- **AIM OF THE EXERCISE**: Search the records for the string "active", then copy each line where it appears.

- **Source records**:

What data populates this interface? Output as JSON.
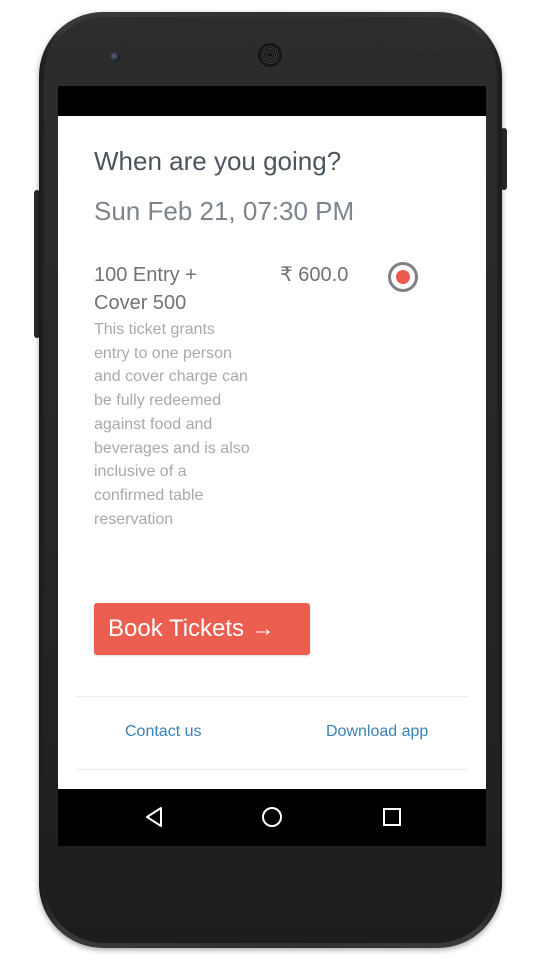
{
  "page": {
    "heading": "When are you going?",
    "date": "Sun Feb 21, 07:30 PM"
  },
  "ticket": {
    "name": "100 Entry + Cover 500",
    "price": "₹ 600.0",
    "description": "This ticket grants entry to one person and cover charge can be fully redeemed against food and beverages and is also inclusive of a confirmed table reservation",
    "selected": true
  },
  "actions": {
    "book_label": "Book Tickets →"
  },
  "footer": {
    "contact_label": "Contact us",
    "download_label": "Download app"
  },
  "navbar": {
    "icons": [
      "back-icon",
      "home-icon",
      "recent-apps-icon"
    ]
  },
  "colors": {
    "accent": "#ec5f50",
    "link": "#3a82b7",
    "heading": "#4c545c"
  }
}
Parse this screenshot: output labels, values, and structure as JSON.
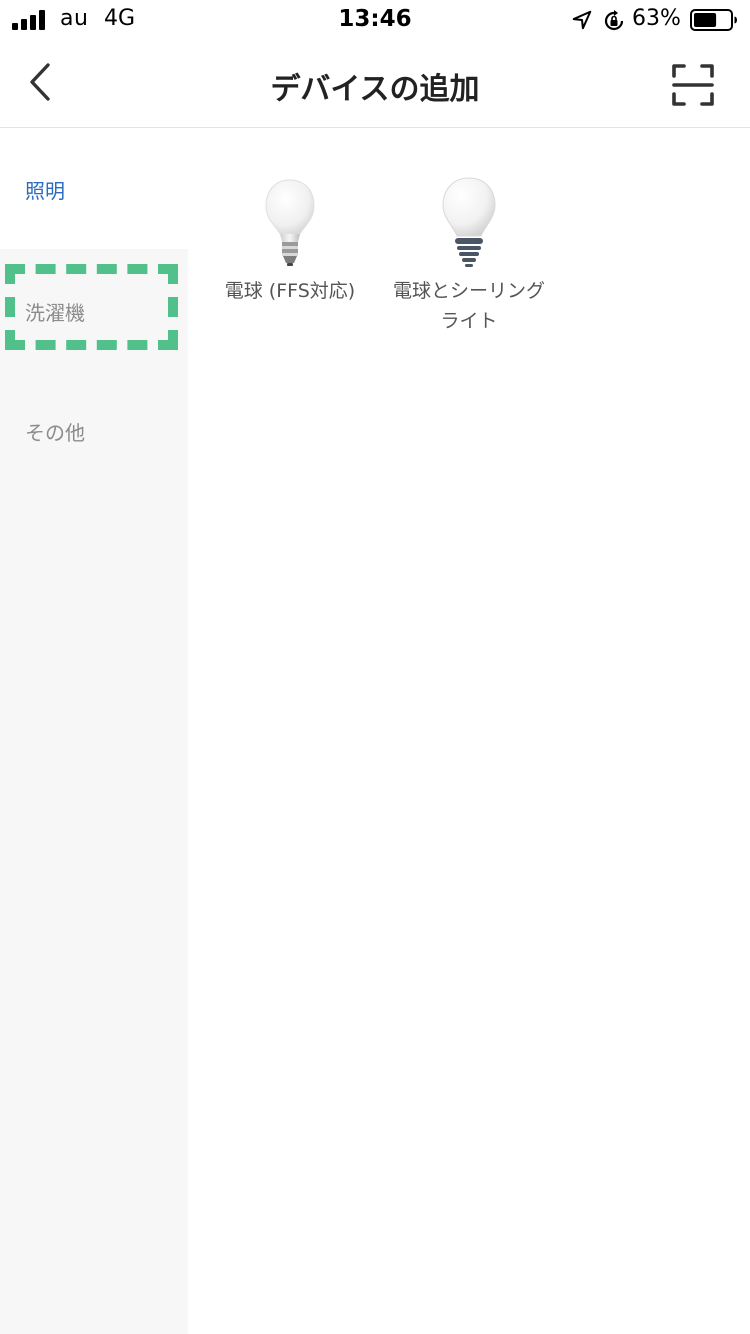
{
  "status_bar": {
    "carrier": "au",
    "network": "4G",
    "time": "13:46",
    "battery_percent": "63%",
    "battery_level": 0.63,
    "icons": [
      "signal-icon",
      "location-icon",
      "rotation-lock-icon",
      "battery-icon"
    ]
  },
  "nav": {
    "title": "デバイスの追加",
    "back_icon": "chevron-left-icon",
    "scan_icon": "scan-icon"
  },
  "sidebar": {
    "items": [
      {
        "label": "照明",
        "active": true
      },
      {
        "label": "洗濯機",
        "active": false,
        "highlighted": true
      },
      {
        "label": "その他",
        "active": false
      }
    ]
  },
  "devices": [
    {
      "label": "電球 (FFS対応)",
      "icon": "led-bulb-icon"
    },
    {
      "label": "電球とシーリングライト",
      "icon": "classic-bulb-icon"
    }
  ],
  "colors": {
    "accent": "#2a6cbf",
    "highlight": "#52c08a",
    "sidebar_bg": "#f7f7f7",
    "text_muted": "#8c8c8c"
  }
}
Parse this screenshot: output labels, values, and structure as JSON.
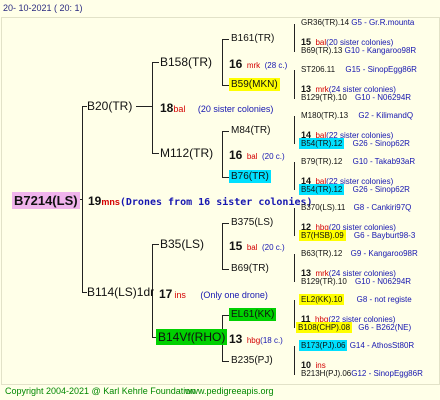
{
  "header": {
    "date": "20- 10-2021 ( 20: 1)"
  },
  "footer": {
    "copyright": "Copyright 2004-2021 @ Karl Kehrle Foundation",
    "url": "www.pedigreeapis.org"
  },
  "colors": {
    "background": "#ffffe8",
    "yellow": "#ffff00",
    "cyan": "#00e0ff",
    "green": "#00d000",
    "pink": "#f0b4ec"
  },
  "root": {
    "id": "B7214(LS)",
    "num": "19",
    "abbr": "mns",
    "note": "(Drones from 16 sister colonies)"
  },
  "gen1": [
    {
      "id": "B20(TR)",
      "num": "18",
      "abbr": "bal",
      "note": "(20 sister colonies)"
    },
    {
      "id": "B114(LS)1dr",
      "num": "17",
      "abbr": "ins",
      "note": "(Only one drone)"
    }
  ],
  "gen2": [
    {
      "id": "B158(TR)",
      "num": "16",
      "abbr": "mrk",
      "note": "(28 c.)"
    },
    {
      "id": "M112(TR)",
      "num": "16",
      "abbr": "bal",
      "note": "(20 c.)"
    },
    {
      "id": "B35(LS)",
      "num": "15",
      "abbr": "bal",
      "note": "(20 c.)"
    },
    {
      "id": "B14Vf(RHO)",
      "num": "13",
      "abbr": "hbg",
      "note": "(18 c.)"
    }
  ],
  "gen3": [
    {
      "id": "B161(TR)"
    },
    {
      "id": "B59(MKN)"
    },
    {
      "id": "M84(TR)"
    },
    {
      "id": "B76(TR)"
    },
    {
      "id": "B375(LS)"
    },
    {
      "id": "B69(TR)"
    },
    {
      "id": "EL61(KK)"
    },
    {
      "id": "B235(PJ)"
    }
  ],
  "gen4": [
    {
      "top": "GR36(TR).14",
      "topInfo": "G5 - Gr.R.mounta",
      "num": "15",
      "abbr": "bal",
      "note": "(20 sister colonies)",
      "bottom": "B69(TR).13",
      "bottomInfo": "G10 - Kangaroo98R"
    },
    {
      "top": "ST206.11",
      "topInfo": "G15 - SinopEgg86R",
      "num": "13",
      "abbr": "mrk",
      "note": "(24 sister colonies)",
      "bottom": "B129(TR).10",
      "bottomInfo": "G10 - N06294R"
    },
    {
      "top": "M180(TR).13",
      "topInfo": "G2 - KilimandQ",
      "num": "14",
      "abbr": "bal",
      "note": "(22 sister colonies)",
      "bottom": "B54(TR).12",
      "bottomInfo": "G26 - Sinop62R"
    },
    {
      "top": "B79(TR).12",
      "topInfo": "G10 - Takab93aR",
      "num": "14",
      "abbr": "bal",
      "note": "(22 sister colonies)",
      "bottom": "B54(TR).12",
      "bottomInfo": "G26 - Sinop62R"
    },
    {
      "top": "B370(LS).11",
      "topInfo": "G8 - Cankiri97Q",
      "num": "12",
      "abbr": "hbg",
      "note": "(20 sister colonies)",
      "bottom": "B7(HSB).09",
      "bottomInfo": "G6 - Bayburt98-3"
    },
    {
      "top": "B63(TR).12",
      "topInfo": "G9 - Kangaroo98R",
      "num": "13",
      "abbr": "mrk",
      "note": "(24 sister colonies)",
      "bottom": "B129(TR).10",
      "bottomInfo": "G10 - N06294R"
    },
    {
      "top": "EL2(KK).10",
      "topInfo": "G8 - not registe",
      "num": "11",
      "abbr": "hbg",
      "note": "(22 sister colonies)",
      "bottom": "B108(CHP).08",
      "bottomInfo": "G6 - B262(NE)"
    },
    {
      "top": "B173(PJ).06",
      "topInfo": "G14 - AthosSt80R",
      "num": "10",
      "abbr": "ins",
      "note": "",
      "bottom": "B213H(PJ).06",
      "bottomInfo": "G12 - SinopEgg86R"
    }
  ]
}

- **TASK OUTPUT**:
        "active": true
        "active": false,
        "active": false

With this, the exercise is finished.